The Deacon defense was wary of UNC receiver Wallace Wright, who had been working underneath their safeties effectively, catching four passes on the day for 33 yards. As Wright worked underneath, the Wake safety, Josh Gattis, bit on the play and came off Jesse Holley's stop-and-go route. Durant heaved a 45-yard pass to Holley who cradled the ball in his arms for the winning touchdown.
"I knew I had to catch that one," Holley said. "I had no other choice but to catch it in the end zone and get this one over for the seniors."
Special Teams and Turnover Margin
It used to be that a good game by the UNC special teams meant one where there were not a lot of huge mistakes. There was a mistake or two against Wake Forest, as Mike Mason hit a Wake return man too early giving the Deacons fifteen extra yards, and a couple of poorly executed "squib" kicks gave the Deacons good field position, on one occasion leading directly to a field goal.
The Tar Heel special teams redeemed themselves by pulling off two fake kicks; a fake field goal on a completed pass from Jared Hall to Madison Hedgecock that allowed the Tar Heels to eventually get seven points on the board instead of three, and a fake punt that kept a drive alive as Doug Justice rushed for the first down. If either play had failed, the outcome of the game might have been different.
Turnovers remain something the Tar Heels give, not receive. They were on the minus side of turnover margin again this game (2 to 1), and the few number of turnovers the UNC defense creates remains a continuing problem.
So much of the Tar Heel season remains in the balance next week versus Duke. They will become bowl eligible – with a "feel good" bowl game in Charlotte a real possibility – or not. They will have a winning season, or not. They will revenge a humiliating loss to the Blue Devils last season, or not. They will return the Victory Bell to UNC, or not.
Bunting's name is even being bandied about as "Coach of the Year" in the ACC, and a win against Duke is a must for that to happen. The stretch run of the Tar Heels has placed Bunting solidly in contention for that honor.

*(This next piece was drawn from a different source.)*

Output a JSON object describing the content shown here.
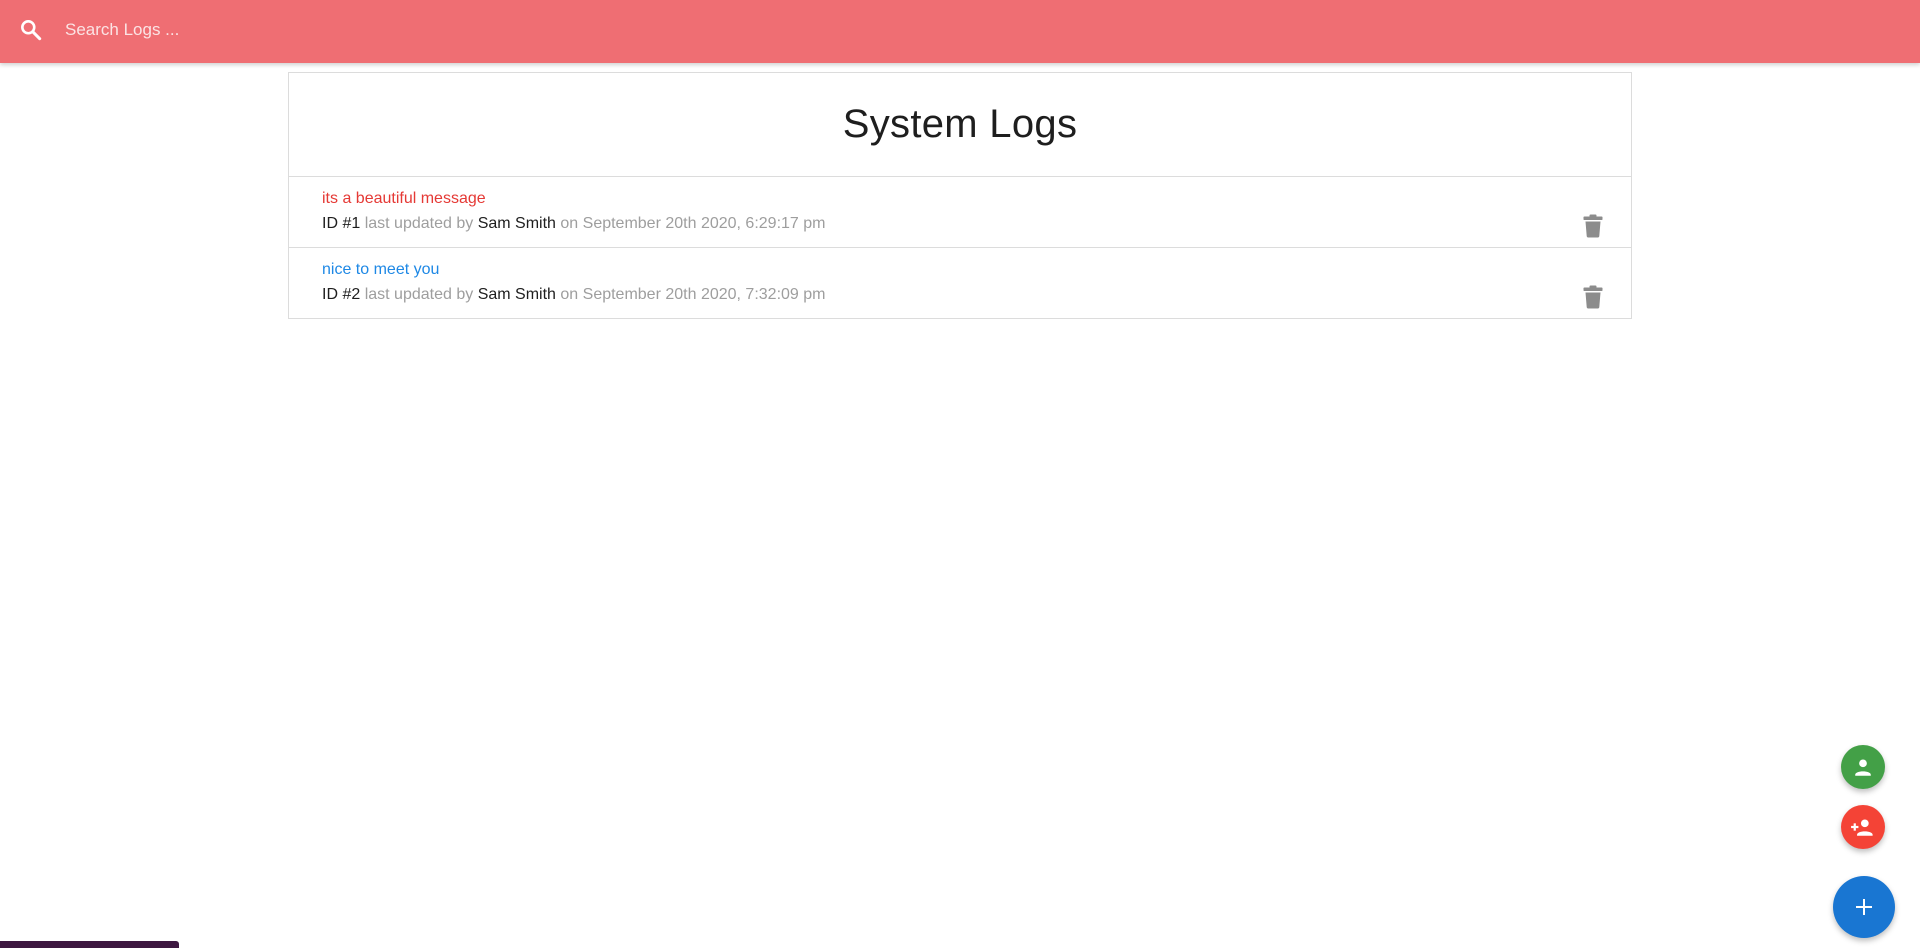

For a team picked 10th in the ACC in the preseason, and after the embarrassing losses to Virginia, Louisville, and Utah, the possible rewards of a win against Duke are far beyond what anyone imagined possible. It has felt like a long time since the season finale against Duke had any meaning at all for the Tar Heels, beyond bragging rights and the Victory Bell.
This year, it does.